Excerpts from an interface dataset
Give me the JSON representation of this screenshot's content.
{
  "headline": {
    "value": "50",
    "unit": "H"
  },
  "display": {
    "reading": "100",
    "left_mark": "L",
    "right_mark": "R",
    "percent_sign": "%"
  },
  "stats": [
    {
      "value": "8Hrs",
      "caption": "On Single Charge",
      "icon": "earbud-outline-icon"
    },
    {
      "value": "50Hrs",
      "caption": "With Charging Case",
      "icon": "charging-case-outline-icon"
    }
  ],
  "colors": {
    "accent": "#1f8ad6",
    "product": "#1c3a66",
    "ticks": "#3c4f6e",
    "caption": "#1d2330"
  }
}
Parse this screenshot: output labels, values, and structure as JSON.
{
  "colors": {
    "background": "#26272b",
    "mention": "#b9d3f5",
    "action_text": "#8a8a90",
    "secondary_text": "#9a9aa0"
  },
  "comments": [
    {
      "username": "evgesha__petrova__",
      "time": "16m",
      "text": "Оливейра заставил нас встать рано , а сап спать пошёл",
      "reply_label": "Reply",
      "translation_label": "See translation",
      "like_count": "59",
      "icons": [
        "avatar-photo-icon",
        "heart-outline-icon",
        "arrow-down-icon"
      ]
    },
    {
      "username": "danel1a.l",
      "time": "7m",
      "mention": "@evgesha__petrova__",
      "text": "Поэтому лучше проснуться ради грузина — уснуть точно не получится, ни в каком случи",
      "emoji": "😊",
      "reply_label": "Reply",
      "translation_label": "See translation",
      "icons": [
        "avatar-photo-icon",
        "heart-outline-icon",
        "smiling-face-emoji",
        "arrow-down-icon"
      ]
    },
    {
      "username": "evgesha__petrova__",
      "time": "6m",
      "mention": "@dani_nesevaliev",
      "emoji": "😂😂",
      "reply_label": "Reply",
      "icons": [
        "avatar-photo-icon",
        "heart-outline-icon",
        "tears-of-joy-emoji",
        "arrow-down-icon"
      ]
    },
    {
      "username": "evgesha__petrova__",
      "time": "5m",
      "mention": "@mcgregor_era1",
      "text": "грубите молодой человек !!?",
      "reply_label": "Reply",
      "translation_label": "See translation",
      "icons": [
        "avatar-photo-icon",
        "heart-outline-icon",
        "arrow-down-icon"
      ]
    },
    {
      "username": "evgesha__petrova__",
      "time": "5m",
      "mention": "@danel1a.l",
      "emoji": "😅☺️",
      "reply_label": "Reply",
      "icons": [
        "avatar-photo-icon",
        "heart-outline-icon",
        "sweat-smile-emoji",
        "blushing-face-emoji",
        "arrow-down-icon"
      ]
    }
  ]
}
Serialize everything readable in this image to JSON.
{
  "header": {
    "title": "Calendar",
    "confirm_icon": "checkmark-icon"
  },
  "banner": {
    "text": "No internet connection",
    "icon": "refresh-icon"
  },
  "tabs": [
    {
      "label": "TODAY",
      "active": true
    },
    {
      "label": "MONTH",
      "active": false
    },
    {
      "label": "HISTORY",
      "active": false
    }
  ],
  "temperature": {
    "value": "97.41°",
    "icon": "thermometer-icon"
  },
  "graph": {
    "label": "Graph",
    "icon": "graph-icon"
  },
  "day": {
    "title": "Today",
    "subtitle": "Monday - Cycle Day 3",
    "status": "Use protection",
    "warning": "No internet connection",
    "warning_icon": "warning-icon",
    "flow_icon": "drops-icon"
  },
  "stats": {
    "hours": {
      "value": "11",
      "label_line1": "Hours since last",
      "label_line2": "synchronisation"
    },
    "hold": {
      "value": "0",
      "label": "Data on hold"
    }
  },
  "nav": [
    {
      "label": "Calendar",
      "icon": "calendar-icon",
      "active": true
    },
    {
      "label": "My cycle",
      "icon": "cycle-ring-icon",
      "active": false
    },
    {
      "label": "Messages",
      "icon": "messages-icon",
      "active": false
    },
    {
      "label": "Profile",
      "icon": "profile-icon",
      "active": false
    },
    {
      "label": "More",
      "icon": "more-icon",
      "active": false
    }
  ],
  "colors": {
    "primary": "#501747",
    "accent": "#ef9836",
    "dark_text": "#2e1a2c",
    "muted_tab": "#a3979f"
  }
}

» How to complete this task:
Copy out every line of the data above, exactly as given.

» Answer section:
Give me the JSON representation of this screenshot's content.
{
  "headline": {
    "value": "50",
    "unit": "H"
  },
  "display": {
    "reading": "100",
    "left_mark": "L",
    "right_mark": "R",
    "percent_sign": "%"
  },
  "stats": [
    {
      "value": "8Hrs",
      "caption": "On Single Charge",
      "icon": "earbud-outline-icon"
    },
    {
      "value": "50Hrs",
      "caption": "With Charging Case",
      "icon": "charging-case-outline-icon"
    }
  ],
  "colors": {
    "accent": "#1f8ad6",
    "product": "#1c3a66",
    "ticks": "#3c4f6e",
    "caption": "#1d2330"
  }
}
Parse this screenshot: output labels, values, and structure as JSON.
{
  "colors": {
    "background": "#26272b",
    "mention": "#b9d3f5",
    "action_text": "#8a8a90",
    "secondary_text": "#9a9aa0"
  },
  "comments": [
    {
      "username": "evgesha__petrova__",
      "time": "16m",
      "text": "Оливейра заставил нас встать рано , а сап спать пошёл",
      "reply_label": "Reply",
      "translation_label": "See translation",
      "like_count": "59",
      "icons": [
        "avatar-photo-icon",
        "heart-outline-icon",
        "arrow-down-icon"
      ]
    },
    {
      "username": "danel1a.l",
      "time": "7m",
      "mention": "@evgesha__petrova__",
      "text": "Поэтому лучше проснуться ради грузина — уснуть точно не получится, ни в каком случи",
      "emoji": "😊",
      "reply_label": "Reply",
      "translation_label": "See translation",
      "icons": [
        "avatar-photo-icon",
        "heart-outline-icon",
        "smiling-face-emoji",
        "arrow-down-icon"
      ]
    },
    {
      "username": "evgesha__petrova__",
      "time": "6m",
      "mention": "@dani_nesevaliev",
      "emoji": "😂😂",
      "reply_label": "Reply",
      "icons": [
        "avatar-photo-icon",
        "heart-outline-icon",
        "tears-of-joy-emoji",
        "arrow-down-icon"
      ]
    },
    {
      "username": "evgesha__petrova__",
      "time": "5m",
      "mention": "@mcgregor_era1",
      "text": "грубите молодой человек !!?",
      "reply_label": "Reply",
      "translation_label": "See translation",
      "icons": [
        "avatar-photo-icon",
        "heart-outline-icon",
        "arrow-down-icon"
      ]
    },
    {
      "username": "evgesha__petrova__",
      "time": "5m",
      "mention": "@danel1a.l",
      "emoji": "😅☺️",
      "reply_label": "Reply",
      "icons": [
        "avatar-photo-icon",
        "heart-outline-icon",
        "sweat-smile-emoji",
        "blushing-face-emoji",
        "arrow-down-icon"
      ]
    }
  ]
}
Serialize everything readable in this image to JSON.
{
  "header": {
    "title": "Calendar",
    "confirm_icon": "checkmark-icon"
  },
  "banner": {
    "text": "No internet connection",
    "icon": "refresh-icon"
  },
  "tabs": [
    {
      "label": "TODAY",
      "active": true
    },
    {
      "label": "MONTH",
      "active": false
    },
    {
      "label": "HISTORY",
      "active": false
    }
  ],
  "temperature": {
    "value": "97.41°",
    "icon": "thermometer-icon"
  },
  "graph": {
    "label": "Graph",
    "icon": "graph-icon"
  },
  "day": {
    "title": "Today",
    "subtitle": "Monday - Cycle Day 3",
    "status": "Use protection",
    "warning": "No internet connection",
    "warning_icon": "warning-icon",
    "flow_icon": "drops-icon"
  },
  "stats": {
    "hours": {
      "value": "11",
      "label_line1": "Hours since last",
      "label_line2": "synchronisation"
    },
    "hold": {
      "value": "0",
      "label": "Data on hold"
    }
  },
  "nav": [
    {
      "label": "Calendar",
      "icon": "calendar-icon",
      "active": true
    },
    {
      "label": "My cycle",
      "icon": "cycle-ring-icon",
      "active": false
    },
    {
      "label": "Messages",
      "icon": "messages-icon",
      "active": false
    },
    {
      "label": "Profile",
      "icon": "profile-icon",
      "active": false
    },
    {
      "label": "More",
      "icon": "more-icon",
      "active": false
    }
  ],
  "colors": {
    "primary": "#501747",
    "accent": "#ef9836",
    "dark_text": "#2e1a2c",
    "muted_tab": "#a3979f"
  }
}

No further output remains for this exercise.